TASK DIRECTIONS - The complete listing goes into the output exactly, without its pictures.

*** INPUT FOR THIS TASK ***

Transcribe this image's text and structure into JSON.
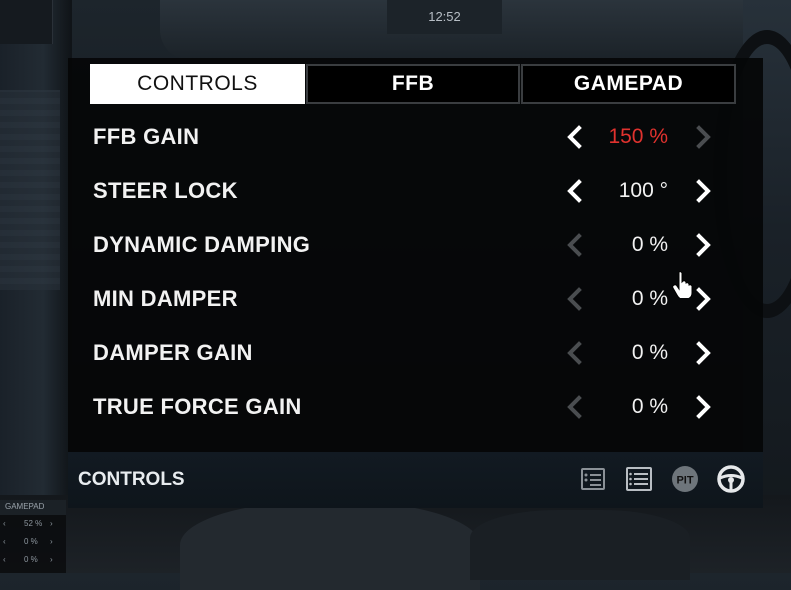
{
  "clock": "12:52",
  "tabs": [
    {
      "label": "CONTROLS",
      "active": true
    },
    {
      "label": "FFB",
      "active": false
    },
    {
      "label": "GAMEPAD",
      "active": false
    }
  ],
  "settings": [
    {
      "label": "FFB GAIN",
      "value": "150 %",
      "value_color": "#e0322e",
      "left_enabled": true,
      "right_enabled": false
    },
    {
      "label": "STEER LOCK",
      "value": "100 °",
      "value_color": "#f2f2f2",
      "left_enabled": true,
      "right_enabled": true
    },
    {
      "label": "DYNAMIC DAMPING",
      "value": "0 %",
      "value_color": "#f2f2f2",
      "left_enabled": false,
      "right_enabled": true
    },
    {
      "label": "MIN DAMPER",
      "value": "0 %",
      "value_color": "#f2f2f2",
      "left_enabled": false,
      "right_enabled": true
    },
    {
      "label": "DAMPER GAIN",
      "value": "0 %",
      "value_color": "#f2f2f2",
      "left_enabled": false,
      "right_enabled": true
    },
    {
      "label": "TRUE FORCE GAIN",
      "value": "0 %",
      "value_color": "#f2f2f2",
      "left_enabled": false,
      "right_enabled": true
    }
  ],
  "footer": {
    "title": "CONTROLS",
    "icons": [
      "setup-list-icon",
      "list-icon",
      "pit-icon",
      "steering-wheel-icon"
    ],
    "pit_label": "PIT"
  },
  "mini_widget": {
    "title": "GAMEPAD",
    "rows": [
      {
        "value": "52 %"
      },
      {
        "value": "0 %"
      },
      {
        "value": "0 %"
      }
    ]
  },
  "colors": {
    "accent_red": "#e0322e",
    "tab_active_bg": "#ffffff",
    "panel_bg": "#050607",
    "footer_bg": "#121a22"
  }
}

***

EXERCISE RESPONSE -
Transcribe this image's text and structure into JSON.
{
  "clock": "12:52",
  "tabs": [
    {
      "label": "CONTROLS",
      "active": true
    },
    {
      "label": "FFB",
      "active": false
    },
    {
      "label": "GAMEPAD",
      "active": false
    }
  ],
  "settings": [
    {
      "label": "FFB GAIN",
      "value": "150 %",
      "value_color": "#e0322e",
      "left_enabled": true,
      "right_enabled": false
    },
    {
      "label": "STEER LOCK",
      "value": "100 °",
      "value_color": "#f2f2f2",
      "left_enabled": true,
      "right_enabled": true
    },
    {
      "label": "DYNAMIC DAMPING",
      "value": "0 %",
      "value_color": "#f2f2f2",
      "left_enabled": false,
      "right_enabled": true
    },
    {
      "label": "MIN DAMPER",
      "value": "0 %",
      "value_color": "#f2f2f2",
      "left_enabled": false,
      "right_enabled": true
    },
    {
      "label": "DAMPER GAIN",
      "value": "0 %",
      "value_color": "#f2f2f2",
      "left_enabled": false,
      "right_enabled": true
    },
    {
      "label": "TRUE FORCE GAIN",
      "value": "0 %",
      "value_color": "#f2f2f2",
      "left_enabled": false,
      "right_enabled": true
    }
  ],
  "footer": {
    "title": "CONTROLS",
    "icons": [
      "setup-list-icon",
      "list-icon",
      "pit-icon",
      "steering-wheel-icon"
    ],
    "pit_label": "PIT"
  },
  "mini_widget": {
    "title": "GAMEPAD",
    "rows": [
      {
        "value": "52 %"
      },
      {
        "value": "0 %"
      },
      {
        "value": "0 %"
      }
    ]
  },
  "colors": {
    "accent_red": "#e0322e",
    "tab_active_bg": "#ffffff",
    "panel_bg": "#050607",
    "footer_bg": "#121a22"
  }
}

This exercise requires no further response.